12. Adiantum philippense Linnaeus, Sp. Pl. 2: 1094. 1753.
半月形铁线蕨 ban yue xing tie xian jue
Adiantum arcuatum (Poiret) Swartz; A. lunatum Cavanilles; A. lunulatum N. L. Burman; A. lunulatum var. limbatum Christ; A. lunulatum var. subjunonicum Christ; Polypodium arcuatum Poiret; Pteris lunulata (N. L. Burman) Retzius.
Plants terrestrial or epilithic, 10-50 cm tall. Rhizomes erect, short, scales dark brown, lanceolate, margins denticulate. Fronds clustered; stipe castaneous, glossy, 6-25 cm, terete, base with same scales as rhizome, distally glabrous; lamina 1-pinnate, lanceolate in outline, 12-25 × 2-6.5 cm; rachis, costae, and stalks same color as stipe, apex usually prolonged into a whiplike stolon and rooting to form new plantlets; pinnules 6-12 pairs, alternate, obliquely spreading; stalk 10-20 mm, articulate, persistent after pinnules fall; blade below middle subequal in size, dimidiate-lunate or semi-orbicular-reniform, 1-4 × 1-2.3 cm, herbaceous, green or brown-green, both surfaces glabrous, upper margin rounded, apex obtuse or bent downward, sterile pinnules stalked, both sides asymmetrical; margins undulate-lobed, segments obtuse and serrulate at apex, lower margins entire, truncate or slightly bent downward, rarely broadly cuneate, fertile pinnules subentire or with 2-4 shallow sinuses, or slightly undulate; distal pinnules slightly smaller; terminal pinnules flabellate, slightly larger than basal pinnules; veins multidichotomously forked and reaching margins, visible on both surfaces. Sori 2-6 per pinna; false indusia dark brown or brown-green, linear-oblong, membranous, upper margins flat and straight or slightly depressed, entire, persistent. Perispore finely granular.
Gregarious on shaded wet places or on acidic soil in forests, sometimes rupicolous; 100-2000 m. Guangdong, Guangxi, Guizhou, Hainan, Sichuan, Taiwan, Yunnan [Bhutan, India, Indonesia, Kashmir, Malaysia, Myanmar, Nepal, Philippines, Thailand, Vietnam; tropics and subtropics of Africa, Oceania].

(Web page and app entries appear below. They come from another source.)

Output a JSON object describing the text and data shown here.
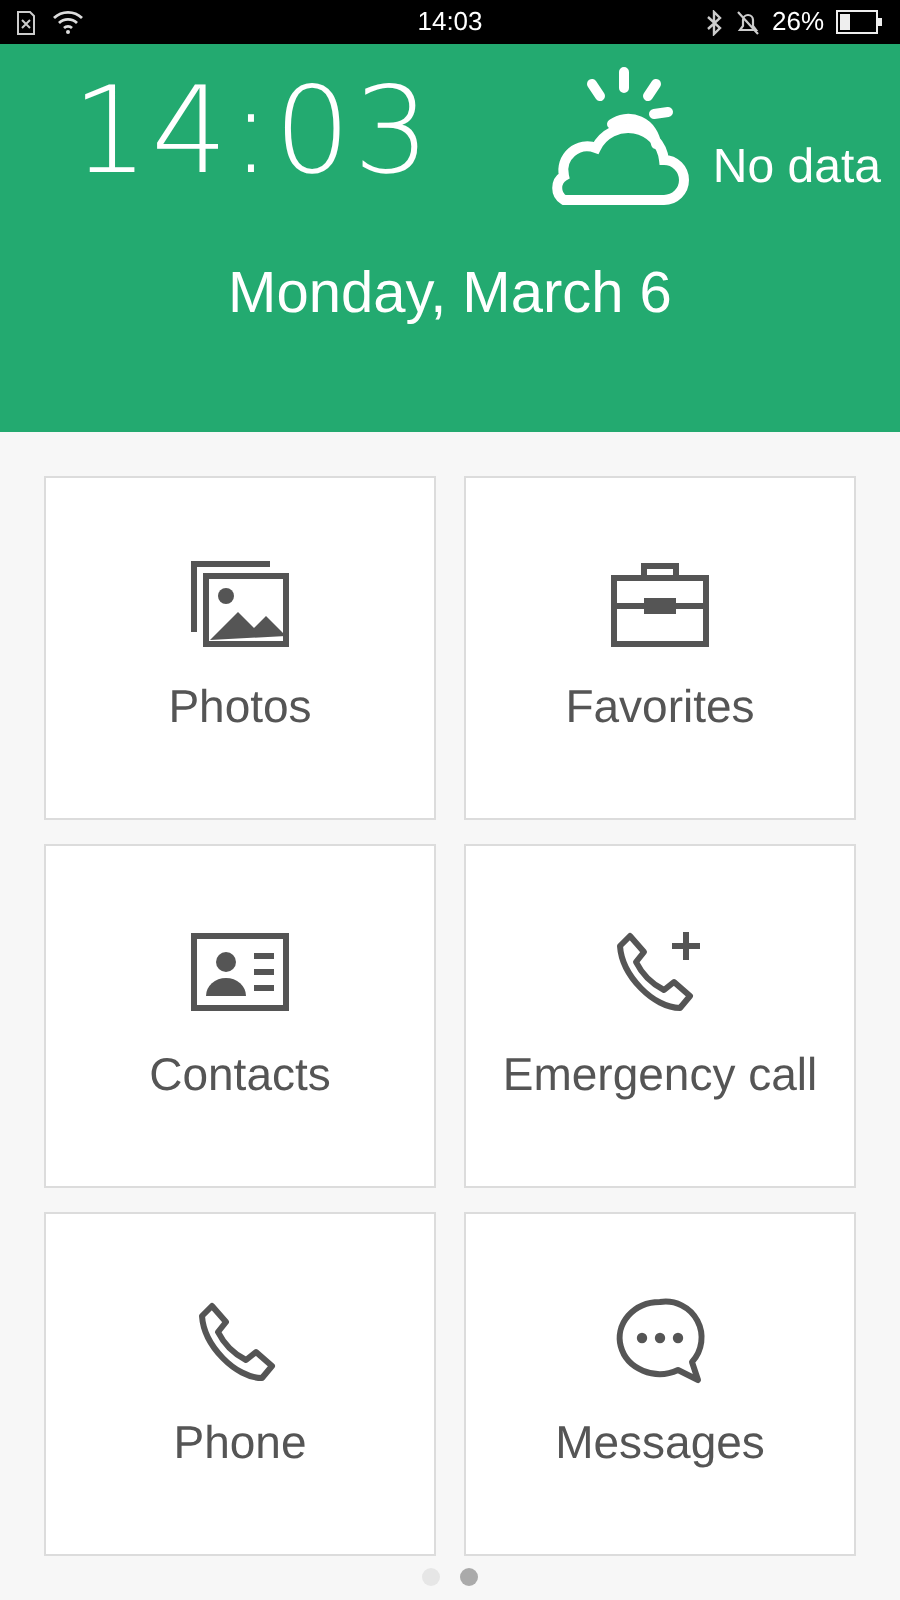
{
  "status_bar": {
    "time": "14:03",
    "battery": "26%"
  },
  "header": {
    "clock": "14:03",
    "weather": "No data",
    "date": "Monday, March 6"
  },
  "tiles": [
    {
      "kind": "photos",
      "label": "Photos"
    },
    {
      "kind": "briefcase",
      "label": "Favorites"
    },
    {
      "kind": "contact-card",
      "label": "Contacts"
    },
    {
      "kind": "phone-plus",
      "label": "Emergency call"
    },
    {
      "kind": "phone",
      "label": "Phone"
    },
    {
      "kind": "chat",
      "label": "Messages"
    }
  ],
  "pages": [
    {
      "selected": false
    },
    {
      "selected": true
    }
  ]
}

There has been controversy as to the correct name of this taxon. Pichi Sermolli (Webbia 12: 665. 1957) lectotypified Adiantum philippense with the illustration "Adiantum Philippense, folio rotundo laciniato" in Petiver (Gazophyl. Nat., 8, t. 4, f. 4, 1702-1709). Some (e.g., Morton in Contr. U. S. Natl. Herb. 38: 370. 1974; Verdcourt, Fl. Trop. East Africa: 58. 2002) have argued that this illustration is unidentifiable and might not even be a fern. Fraser-Jenkins (Taxon. Revis. Indian Subcontinental Pteridophytes, 144. 2008) claims that Petivers drawing was copied from a drawing sent to him by Kamel and that the original drawing and herbarium material upon which it was based are available in the Sloane Herbarium (BM) and prove that A. philippense is indeed this species. Verma and Fraser-Jenkins (in S. C. Verma, S. P. Khullar & Cheema, Perspec. Pterido. 82-83. 2009, fidé Fraser-Jenkins, loc. cit.) recognized two further subspecies: the diploid sexual subsp. teestae S. C. Verma & Fraser-Jenkins in which they included Chinese material, the diploid and tetraploid apomictic subsp. intermedium S. C. Verma & Fraser-Jenkins, and epitypified subsp. philippense with material of a known triploid apomict from India.
Adiantum philippense is an indicator of acidic conditions, as it grows in soils of pH 4.5-5.